“I would prefer not to.”
It’s the refrain of Melville’s recalcitrant narrator in “Bartleby the Scrivener,” and it’s on my mind this afternoon.
Yesterday at the museum, processing a collection which shall remain nameless, I stumbled across some material from the 1960s that used images and language which, for personal and political reasons, I found disturbing. Disturbing enough, in fact, that I took a ten minute break to walk it off in the corridors outside. Out there, surrounded by carefully crafted displays on everything from Wagner’s Ring series to toy theater models, I was struck by how volatile the past can be and how close it actually is.
Professional archivists by necessity and definition work with the past. And the past, as many of you know, was awful. I’m not trying to be glib when I say that, either. I genuinely mean that large swathes of the past were flat-out horrifying and as an information professional, you’ll most likely come into contact with that uncomfortable truth sooner rather than later. Maybe it’s for religious, non-religious, political, or socio-economic reasons. Or maybe you end up finding something that plain old freaks you out. What happens when your reaction to processing an item or an entire collection is “I would prefer not to?” Whatever the reason, how do you handle processing personally objectionable items at work?

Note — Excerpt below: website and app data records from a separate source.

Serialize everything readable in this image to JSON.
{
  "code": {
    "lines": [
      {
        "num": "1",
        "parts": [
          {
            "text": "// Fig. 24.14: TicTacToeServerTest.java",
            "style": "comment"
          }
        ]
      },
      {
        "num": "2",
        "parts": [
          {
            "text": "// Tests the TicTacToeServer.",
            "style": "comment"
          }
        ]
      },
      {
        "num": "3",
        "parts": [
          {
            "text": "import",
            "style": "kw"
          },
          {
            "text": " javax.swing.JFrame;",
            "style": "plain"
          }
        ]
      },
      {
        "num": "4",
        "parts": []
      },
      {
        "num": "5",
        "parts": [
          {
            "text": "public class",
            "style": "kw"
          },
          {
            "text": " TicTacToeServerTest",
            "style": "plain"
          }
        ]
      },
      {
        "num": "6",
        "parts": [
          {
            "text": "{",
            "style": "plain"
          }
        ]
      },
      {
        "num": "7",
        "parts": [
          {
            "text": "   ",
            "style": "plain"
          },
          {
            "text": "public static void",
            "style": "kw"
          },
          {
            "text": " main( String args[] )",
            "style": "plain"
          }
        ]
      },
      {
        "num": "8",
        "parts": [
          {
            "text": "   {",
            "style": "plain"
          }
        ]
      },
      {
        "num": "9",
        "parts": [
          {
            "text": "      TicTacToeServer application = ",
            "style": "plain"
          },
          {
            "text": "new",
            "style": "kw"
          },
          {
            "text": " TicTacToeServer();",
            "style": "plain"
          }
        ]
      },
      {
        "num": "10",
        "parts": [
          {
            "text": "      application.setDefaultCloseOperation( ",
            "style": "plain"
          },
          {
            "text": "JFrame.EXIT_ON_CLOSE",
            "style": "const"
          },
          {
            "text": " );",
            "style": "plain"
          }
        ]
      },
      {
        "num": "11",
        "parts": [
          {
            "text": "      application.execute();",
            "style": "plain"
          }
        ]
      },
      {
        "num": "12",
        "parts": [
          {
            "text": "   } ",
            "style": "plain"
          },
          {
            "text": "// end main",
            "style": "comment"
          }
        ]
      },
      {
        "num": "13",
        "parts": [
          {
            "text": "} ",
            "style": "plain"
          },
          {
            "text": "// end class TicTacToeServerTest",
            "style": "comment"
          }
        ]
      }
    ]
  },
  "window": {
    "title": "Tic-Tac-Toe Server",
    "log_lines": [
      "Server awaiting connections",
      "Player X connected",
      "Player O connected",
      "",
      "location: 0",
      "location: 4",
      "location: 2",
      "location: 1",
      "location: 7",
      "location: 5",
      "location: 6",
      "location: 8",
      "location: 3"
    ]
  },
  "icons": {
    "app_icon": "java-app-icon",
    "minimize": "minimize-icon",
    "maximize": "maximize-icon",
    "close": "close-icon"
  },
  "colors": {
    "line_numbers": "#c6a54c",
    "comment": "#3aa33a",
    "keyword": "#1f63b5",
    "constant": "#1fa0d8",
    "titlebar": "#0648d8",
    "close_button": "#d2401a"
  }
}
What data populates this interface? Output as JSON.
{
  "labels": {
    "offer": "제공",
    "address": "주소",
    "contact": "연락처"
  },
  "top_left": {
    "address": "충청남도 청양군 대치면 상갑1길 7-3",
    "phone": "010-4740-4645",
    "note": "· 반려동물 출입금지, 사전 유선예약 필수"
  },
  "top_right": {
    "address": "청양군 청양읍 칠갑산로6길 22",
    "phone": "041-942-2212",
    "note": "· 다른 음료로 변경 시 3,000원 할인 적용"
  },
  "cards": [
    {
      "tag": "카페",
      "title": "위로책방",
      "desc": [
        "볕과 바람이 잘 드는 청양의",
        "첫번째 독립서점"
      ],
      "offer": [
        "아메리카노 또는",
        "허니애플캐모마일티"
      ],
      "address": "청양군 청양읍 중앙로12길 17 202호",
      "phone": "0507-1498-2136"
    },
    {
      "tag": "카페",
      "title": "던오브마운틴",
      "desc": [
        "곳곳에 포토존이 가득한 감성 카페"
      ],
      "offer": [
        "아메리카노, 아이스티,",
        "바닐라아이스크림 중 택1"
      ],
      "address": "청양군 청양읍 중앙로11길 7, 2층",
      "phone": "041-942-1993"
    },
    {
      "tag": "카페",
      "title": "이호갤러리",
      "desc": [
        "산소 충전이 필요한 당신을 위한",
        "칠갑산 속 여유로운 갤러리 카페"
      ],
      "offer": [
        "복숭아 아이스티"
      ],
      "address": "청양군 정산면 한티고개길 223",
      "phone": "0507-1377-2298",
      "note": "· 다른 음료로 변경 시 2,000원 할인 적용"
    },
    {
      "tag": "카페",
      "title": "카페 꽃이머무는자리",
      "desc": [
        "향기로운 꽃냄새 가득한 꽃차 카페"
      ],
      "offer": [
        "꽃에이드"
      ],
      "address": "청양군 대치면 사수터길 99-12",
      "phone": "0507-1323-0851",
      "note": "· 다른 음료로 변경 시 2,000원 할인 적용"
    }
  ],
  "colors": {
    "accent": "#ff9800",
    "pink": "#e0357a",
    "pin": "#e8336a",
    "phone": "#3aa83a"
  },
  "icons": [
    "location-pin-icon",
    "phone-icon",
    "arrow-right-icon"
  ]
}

Obviously, if we only processed collections we liked and enjoyed from periods of time where everything was hunky-dory, we’d all be out of work in a week. We can’t simply not work on objectionable collections, but it is completely appropriate to acknowledge that archivists have feelings and opinions that can come into conflict with their work. Preservation efforts especially are painstakingly detail-oriented and time-consuming. It can be difficult to justify that amount of energy being spent of items that, given your own way, would never see the light of day again.
Like all personnel-related issues, this is going to depend on the “corporate culture” at your institution. I was lucky enough to be in an environment where it’s okay to react personally to the collections, one of the many benefits of being in an arts-based institution. Art is meant to inspire emotions, both positive and negative, and being surrounded by people who both understand and support those reactions makes it easy to navigate.
In less understanding situations, there are numerous ways to cope. I’ve written missives detailing my personal feelings, which, once emailed to myself, are promptly deleted. Heading outside for a breath of fresh air is another excellent coping mechanism. Even looking at sympathetic hedgehogs can be a stress reliever in the right circumstances.
The most important aspect of dealing with questionable, objectionable, or outright offensive materials is acknowledging that they can and do have a mental and emotional effect on the archivists involved. Even if you can’t talk out your discomfort at work, it makes a difference get that frustration out in other ways.
Go for a run. Rant to a friend over coffee. Build model airplanes. Whatever you do, reassure yourself that by processing this material, by acknowledging this material at all, you’re part of the solution. Education and access to information are the only way society progresses.
And progress is a bumpy road.